Fox News' popular conservative commentator Bill O'Reilly hired Bill Clinton's old crisis communications consultant, Mark Fabiani, to help him battle questions from the press — specifically from the New York Times — regarding allegations that he sexually harassed multiple women during his years hosting The O'Reilly Factor, which O'Reilly denies. Fabiani worked for the Clinton administration from 1994 to 1996, when he and his business partner, Chris Lehane, focused on tackling several controversies, including Clinton's sex scandal over Monica Lewinsky. Given a few of O'Reilly's statements on said scandals, his decision to hire Fabiani is a little ironic.
In 2003, while attempting to defend Arnold Schwarzenegger from tough reports by the Los Angeles Times about allegations made by six women claiming that the actor had sexually harassed them on throughout his Hollywood career (allegations Schwarzenegger denies), O'Reilly argued, "First, the actor has never been charged with a crime or sued in civil court. So his record is clean. There's no Paula Jones here, no Monica Lewinsky, at least not yet."

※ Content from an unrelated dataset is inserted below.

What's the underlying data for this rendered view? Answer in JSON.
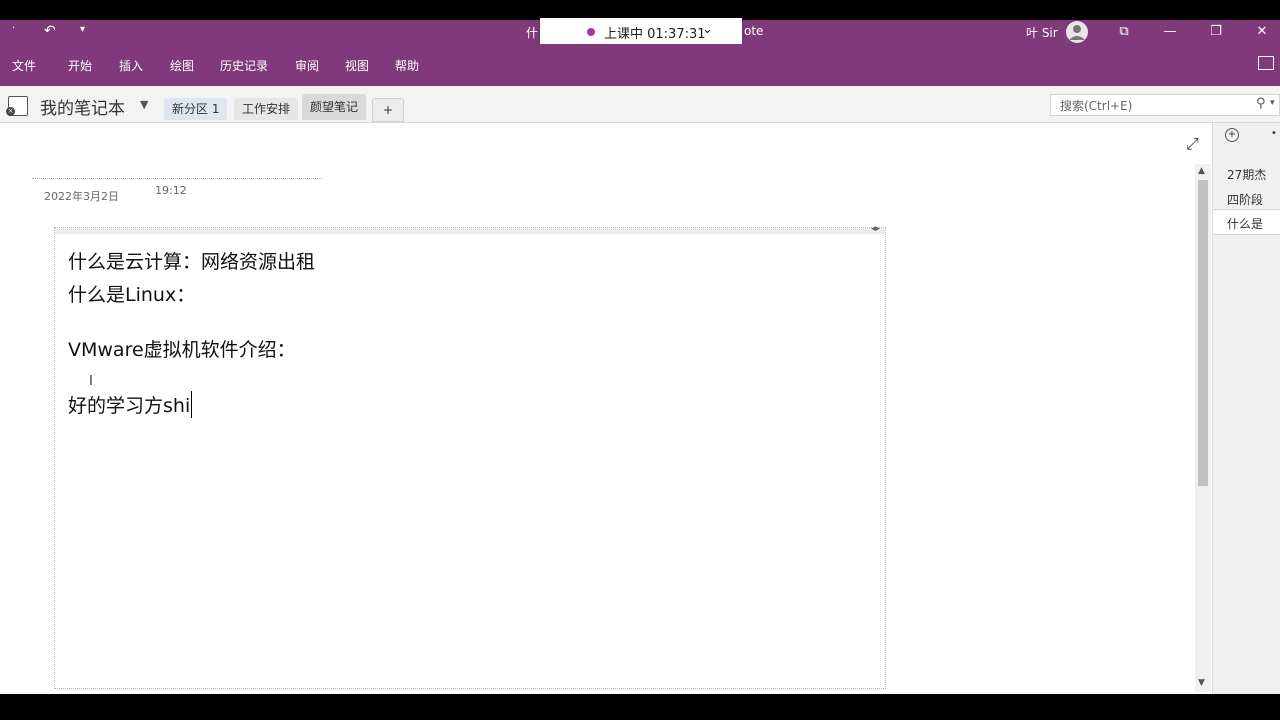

While O'Reilly has not been sued in court over the sexual harassment claims he is working to discredit — you can read his full statement about the allegations here — the NYT investigation suggests that this might be partially due to Fox News' method of settling certain types of conflicts behind the scenes to avoid negative publicity. It's important to note that this led to a federal investigation of the network following Andrea Tantaros' public lawsuit against Fox News and the network's former CEO, Roger Ailes.
O'Reilly was, in fact, also named in Tantaros' lawsuit as having allegedly subjected her to inappropriate behavior. "Ailes did not act alone," it read. "He may have been the primary culprit, but his actions were condoned by his most senior lieutenants."
Mark Fabiani will undoubtedly be implementing his "ten commandments of damage control" to navigate O'Reilly out of his current scandal. In 1996, Newsweek published and article referring to Fabiani and Chris Lehane as "masters of disaster," a title the article said the two men had given themselves. Already, O'Reilly is sticking to the commandments directing those in crisis to hold their heads high and speak to their core audiences.
"Most importantly, I'm a father who cares deeply for my children and who would do anything to avoid hurting them in any way," reads a statement published on O'Reilly's official website. "And so I have put to rest any controversies to spare my children. The worst part of my job is being a target for those who would harm me and my employer, the Fox News Channel. Those of us in the arena are constantly at risk, as are our families and children. My primary efforts will continue to be to put forth an honest TV program and to protect those close to me."
No doubt O'Reilly's audience, which is used to hearing the commentator preach about "family values," will feel some degree of sympathy after seeing the issue framed in such a way.